Bray (2010) examined the results of multiple opinion surveys administered to scientists between 1996 and 2009 on the subject of AGW (see graph below).
The results indicated a steady increase in the proportion of scientists expressing a high degree of confidence that global warming is really happening (referred to in the paper as “manifestation,” diamonds in graph above) and caused by humans (referred to as “attribution,” squares in graph above). Both of these measures increased from about 60% to greater than 90% over the period between 1996 and 2009, coincident with the similar increase in the proportion of peer-reviewed journals endorsing AGW during the same period as reported by Cook (2013) (green data in my Figure A1 on previous page).
“Legitimization” (circles in the graph above) refers to the percentage of scientists expressing the opinion that reports by the IPCC accurately represented the scientific consensus related to the predicted effects of global warming. This data set shows a lower level of agreement than “manifestation” and “attribution” because scientists could disagree on the basis that they thought the IPCC reports either underestimated or overestimated the expected effects. In fact, as shown in the graph reproduced below, somewhat more of the scientists disagreeing with “legitimization” thought the IPCC reports underestimated the expected impacts compared with those who thought the IPCC reports overestimated the expected impacts.
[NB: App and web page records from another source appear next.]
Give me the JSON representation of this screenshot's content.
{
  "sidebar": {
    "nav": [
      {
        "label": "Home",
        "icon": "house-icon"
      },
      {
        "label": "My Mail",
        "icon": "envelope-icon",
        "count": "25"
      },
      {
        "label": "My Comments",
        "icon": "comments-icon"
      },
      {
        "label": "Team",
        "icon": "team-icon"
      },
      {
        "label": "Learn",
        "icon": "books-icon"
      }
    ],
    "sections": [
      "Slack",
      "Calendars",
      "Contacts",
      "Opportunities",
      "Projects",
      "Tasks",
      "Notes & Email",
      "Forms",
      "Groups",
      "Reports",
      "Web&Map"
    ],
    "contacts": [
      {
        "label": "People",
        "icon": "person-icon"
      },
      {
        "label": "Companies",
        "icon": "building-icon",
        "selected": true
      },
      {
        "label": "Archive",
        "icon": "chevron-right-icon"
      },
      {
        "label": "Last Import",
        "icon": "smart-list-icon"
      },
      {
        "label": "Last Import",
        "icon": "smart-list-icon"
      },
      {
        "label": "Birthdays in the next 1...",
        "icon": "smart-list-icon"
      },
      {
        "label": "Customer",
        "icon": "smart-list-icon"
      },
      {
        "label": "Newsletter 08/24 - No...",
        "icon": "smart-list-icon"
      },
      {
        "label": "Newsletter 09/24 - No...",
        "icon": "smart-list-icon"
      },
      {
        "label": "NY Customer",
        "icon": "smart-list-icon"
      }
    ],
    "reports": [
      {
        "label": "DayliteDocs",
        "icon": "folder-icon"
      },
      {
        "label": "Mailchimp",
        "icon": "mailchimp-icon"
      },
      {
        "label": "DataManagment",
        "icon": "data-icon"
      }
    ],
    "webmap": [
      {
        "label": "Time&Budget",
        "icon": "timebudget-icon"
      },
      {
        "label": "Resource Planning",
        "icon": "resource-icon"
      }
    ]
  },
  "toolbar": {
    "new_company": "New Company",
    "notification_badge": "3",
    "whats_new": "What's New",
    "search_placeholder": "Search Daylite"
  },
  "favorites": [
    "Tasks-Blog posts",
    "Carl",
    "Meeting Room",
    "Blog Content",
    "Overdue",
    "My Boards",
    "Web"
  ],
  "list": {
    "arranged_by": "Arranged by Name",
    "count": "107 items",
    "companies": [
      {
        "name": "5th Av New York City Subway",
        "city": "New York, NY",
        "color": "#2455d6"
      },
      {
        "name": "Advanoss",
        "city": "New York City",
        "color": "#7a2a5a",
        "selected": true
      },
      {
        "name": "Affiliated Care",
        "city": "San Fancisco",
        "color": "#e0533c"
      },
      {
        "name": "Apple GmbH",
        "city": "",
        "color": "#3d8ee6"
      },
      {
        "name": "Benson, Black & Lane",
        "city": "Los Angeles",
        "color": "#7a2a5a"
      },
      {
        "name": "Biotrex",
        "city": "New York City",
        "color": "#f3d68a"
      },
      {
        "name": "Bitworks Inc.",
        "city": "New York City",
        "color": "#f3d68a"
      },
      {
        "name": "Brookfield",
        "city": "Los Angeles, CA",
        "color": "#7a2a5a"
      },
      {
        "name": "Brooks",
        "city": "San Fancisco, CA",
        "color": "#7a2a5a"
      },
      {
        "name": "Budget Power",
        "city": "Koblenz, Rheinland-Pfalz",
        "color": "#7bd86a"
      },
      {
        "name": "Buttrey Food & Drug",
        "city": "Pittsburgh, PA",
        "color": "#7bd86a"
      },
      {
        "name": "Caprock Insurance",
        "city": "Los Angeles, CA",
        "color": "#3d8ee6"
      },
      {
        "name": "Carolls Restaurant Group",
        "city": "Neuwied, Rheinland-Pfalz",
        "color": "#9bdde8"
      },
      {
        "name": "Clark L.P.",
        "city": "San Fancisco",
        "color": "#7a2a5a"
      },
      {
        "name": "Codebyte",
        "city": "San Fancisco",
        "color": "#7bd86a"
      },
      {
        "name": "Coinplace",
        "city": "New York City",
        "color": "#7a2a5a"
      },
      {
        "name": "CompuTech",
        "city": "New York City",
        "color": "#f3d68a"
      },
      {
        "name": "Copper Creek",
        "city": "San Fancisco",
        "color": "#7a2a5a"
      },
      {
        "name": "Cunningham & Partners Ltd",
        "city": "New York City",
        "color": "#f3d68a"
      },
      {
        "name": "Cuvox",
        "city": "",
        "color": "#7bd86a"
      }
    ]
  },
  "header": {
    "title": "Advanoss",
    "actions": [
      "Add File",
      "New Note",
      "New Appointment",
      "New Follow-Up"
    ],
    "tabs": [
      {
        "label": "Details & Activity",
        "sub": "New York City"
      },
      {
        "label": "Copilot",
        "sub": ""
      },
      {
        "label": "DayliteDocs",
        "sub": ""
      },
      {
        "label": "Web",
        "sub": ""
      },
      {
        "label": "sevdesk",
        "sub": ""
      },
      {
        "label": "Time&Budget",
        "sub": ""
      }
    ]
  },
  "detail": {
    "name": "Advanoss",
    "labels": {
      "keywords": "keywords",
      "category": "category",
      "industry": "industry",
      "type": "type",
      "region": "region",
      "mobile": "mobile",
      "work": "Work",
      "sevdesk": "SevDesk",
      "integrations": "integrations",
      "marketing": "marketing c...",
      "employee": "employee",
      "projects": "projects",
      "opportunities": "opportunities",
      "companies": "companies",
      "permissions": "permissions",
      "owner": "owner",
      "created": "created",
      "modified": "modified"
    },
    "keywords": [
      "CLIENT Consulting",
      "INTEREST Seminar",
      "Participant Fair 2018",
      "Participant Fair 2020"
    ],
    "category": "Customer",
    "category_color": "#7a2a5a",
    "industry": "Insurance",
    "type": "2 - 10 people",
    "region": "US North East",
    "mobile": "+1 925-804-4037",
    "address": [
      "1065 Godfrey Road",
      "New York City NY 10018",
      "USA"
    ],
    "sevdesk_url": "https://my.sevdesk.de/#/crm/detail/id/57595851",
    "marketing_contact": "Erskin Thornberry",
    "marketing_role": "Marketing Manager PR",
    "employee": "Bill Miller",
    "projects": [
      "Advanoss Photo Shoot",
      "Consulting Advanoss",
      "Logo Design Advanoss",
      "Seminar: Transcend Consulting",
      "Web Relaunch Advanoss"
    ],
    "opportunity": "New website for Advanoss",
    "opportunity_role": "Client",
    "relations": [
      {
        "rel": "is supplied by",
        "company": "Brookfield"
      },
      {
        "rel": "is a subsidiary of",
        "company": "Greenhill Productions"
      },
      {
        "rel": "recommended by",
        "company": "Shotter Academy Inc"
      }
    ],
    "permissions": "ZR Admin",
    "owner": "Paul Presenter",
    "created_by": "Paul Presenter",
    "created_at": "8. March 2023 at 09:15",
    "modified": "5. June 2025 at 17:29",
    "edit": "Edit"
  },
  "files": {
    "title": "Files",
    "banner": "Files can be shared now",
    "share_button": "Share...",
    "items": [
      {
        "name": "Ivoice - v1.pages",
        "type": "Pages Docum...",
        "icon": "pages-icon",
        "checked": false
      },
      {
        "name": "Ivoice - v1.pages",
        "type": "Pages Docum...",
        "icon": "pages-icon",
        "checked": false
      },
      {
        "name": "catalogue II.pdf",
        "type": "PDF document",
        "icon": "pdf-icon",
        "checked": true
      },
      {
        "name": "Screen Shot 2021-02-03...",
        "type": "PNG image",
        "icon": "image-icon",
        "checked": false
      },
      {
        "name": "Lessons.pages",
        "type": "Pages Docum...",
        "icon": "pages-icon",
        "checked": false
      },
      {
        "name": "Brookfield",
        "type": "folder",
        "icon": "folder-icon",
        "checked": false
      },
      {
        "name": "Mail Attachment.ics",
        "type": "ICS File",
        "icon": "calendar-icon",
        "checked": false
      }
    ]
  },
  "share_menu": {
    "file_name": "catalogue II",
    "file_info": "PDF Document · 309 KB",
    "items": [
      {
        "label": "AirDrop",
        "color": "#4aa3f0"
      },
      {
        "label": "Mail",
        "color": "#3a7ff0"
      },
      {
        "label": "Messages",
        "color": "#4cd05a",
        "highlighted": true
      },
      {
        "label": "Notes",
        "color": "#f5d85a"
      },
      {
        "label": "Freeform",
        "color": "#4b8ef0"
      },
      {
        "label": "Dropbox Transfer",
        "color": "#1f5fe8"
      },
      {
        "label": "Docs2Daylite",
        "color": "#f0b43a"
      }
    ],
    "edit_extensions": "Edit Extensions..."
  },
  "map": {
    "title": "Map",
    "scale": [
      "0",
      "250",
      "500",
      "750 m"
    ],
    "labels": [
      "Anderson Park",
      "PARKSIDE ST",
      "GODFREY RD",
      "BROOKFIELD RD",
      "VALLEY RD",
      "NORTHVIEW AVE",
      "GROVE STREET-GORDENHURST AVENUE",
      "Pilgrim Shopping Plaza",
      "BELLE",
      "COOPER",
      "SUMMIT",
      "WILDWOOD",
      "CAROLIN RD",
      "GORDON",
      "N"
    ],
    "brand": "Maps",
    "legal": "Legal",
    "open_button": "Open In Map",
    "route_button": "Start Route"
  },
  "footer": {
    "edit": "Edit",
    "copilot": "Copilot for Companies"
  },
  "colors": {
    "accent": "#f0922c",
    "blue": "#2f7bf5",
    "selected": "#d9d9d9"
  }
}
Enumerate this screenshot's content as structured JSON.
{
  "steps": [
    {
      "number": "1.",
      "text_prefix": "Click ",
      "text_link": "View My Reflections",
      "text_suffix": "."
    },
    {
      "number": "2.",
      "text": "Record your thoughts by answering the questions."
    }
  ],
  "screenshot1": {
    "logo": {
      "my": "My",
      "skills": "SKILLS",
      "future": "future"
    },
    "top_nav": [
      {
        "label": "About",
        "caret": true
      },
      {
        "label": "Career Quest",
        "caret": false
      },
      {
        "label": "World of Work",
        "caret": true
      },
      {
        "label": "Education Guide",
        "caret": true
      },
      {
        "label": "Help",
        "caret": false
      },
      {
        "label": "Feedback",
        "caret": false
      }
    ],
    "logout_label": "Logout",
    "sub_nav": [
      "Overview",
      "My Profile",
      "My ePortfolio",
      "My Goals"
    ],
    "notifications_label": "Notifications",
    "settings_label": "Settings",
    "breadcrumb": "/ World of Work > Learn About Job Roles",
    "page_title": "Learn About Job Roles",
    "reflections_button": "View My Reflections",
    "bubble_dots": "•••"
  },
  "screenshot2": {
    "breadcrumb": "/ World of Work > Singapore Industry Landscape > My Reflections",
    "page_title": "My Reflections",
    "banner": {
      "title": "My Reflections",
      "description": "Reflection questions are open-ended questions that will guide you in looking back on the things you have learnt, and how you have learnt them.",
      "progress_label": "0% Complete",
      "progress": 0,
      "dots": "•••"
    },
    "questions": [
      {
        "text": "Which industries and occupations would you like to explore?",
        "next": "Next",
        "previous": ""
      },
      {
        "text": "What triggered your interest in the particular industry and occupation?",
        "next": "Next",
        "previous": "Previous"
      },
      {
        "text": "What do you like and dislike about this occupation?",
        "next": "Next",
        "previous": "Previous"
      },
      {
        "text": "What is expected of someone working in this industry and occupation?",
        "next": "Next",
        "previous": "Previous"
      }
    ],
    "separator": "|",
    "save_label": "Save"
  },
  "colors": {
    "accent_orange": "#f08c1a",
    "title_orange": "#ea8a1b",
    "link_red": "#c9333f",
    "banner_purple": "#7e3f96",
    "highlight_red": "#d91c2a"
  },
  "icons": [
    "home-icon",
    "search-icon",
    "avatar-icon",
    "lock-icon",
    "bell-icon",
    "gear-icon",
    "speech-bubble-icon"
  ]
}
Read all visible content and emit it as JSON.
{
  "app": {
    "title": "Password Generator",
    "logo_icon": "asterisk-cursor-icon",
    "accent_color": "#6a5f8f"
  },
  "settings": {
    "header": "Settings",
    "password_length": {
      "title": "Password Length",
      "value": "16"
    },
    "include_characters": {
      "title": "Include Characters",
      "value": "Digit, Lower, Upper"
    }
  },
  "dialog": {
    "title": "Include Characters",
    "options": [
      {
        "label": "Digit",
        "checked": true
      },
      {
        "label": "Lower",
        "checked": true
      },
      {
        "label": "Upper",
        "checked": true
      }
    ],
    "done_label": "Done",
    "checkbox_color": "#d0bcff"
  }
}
Also, the responses were similar whether the scientists participated or did not participate in the IPCC process, indicating no evidence that politics associated with the IPCC process affected scientists’ opinions.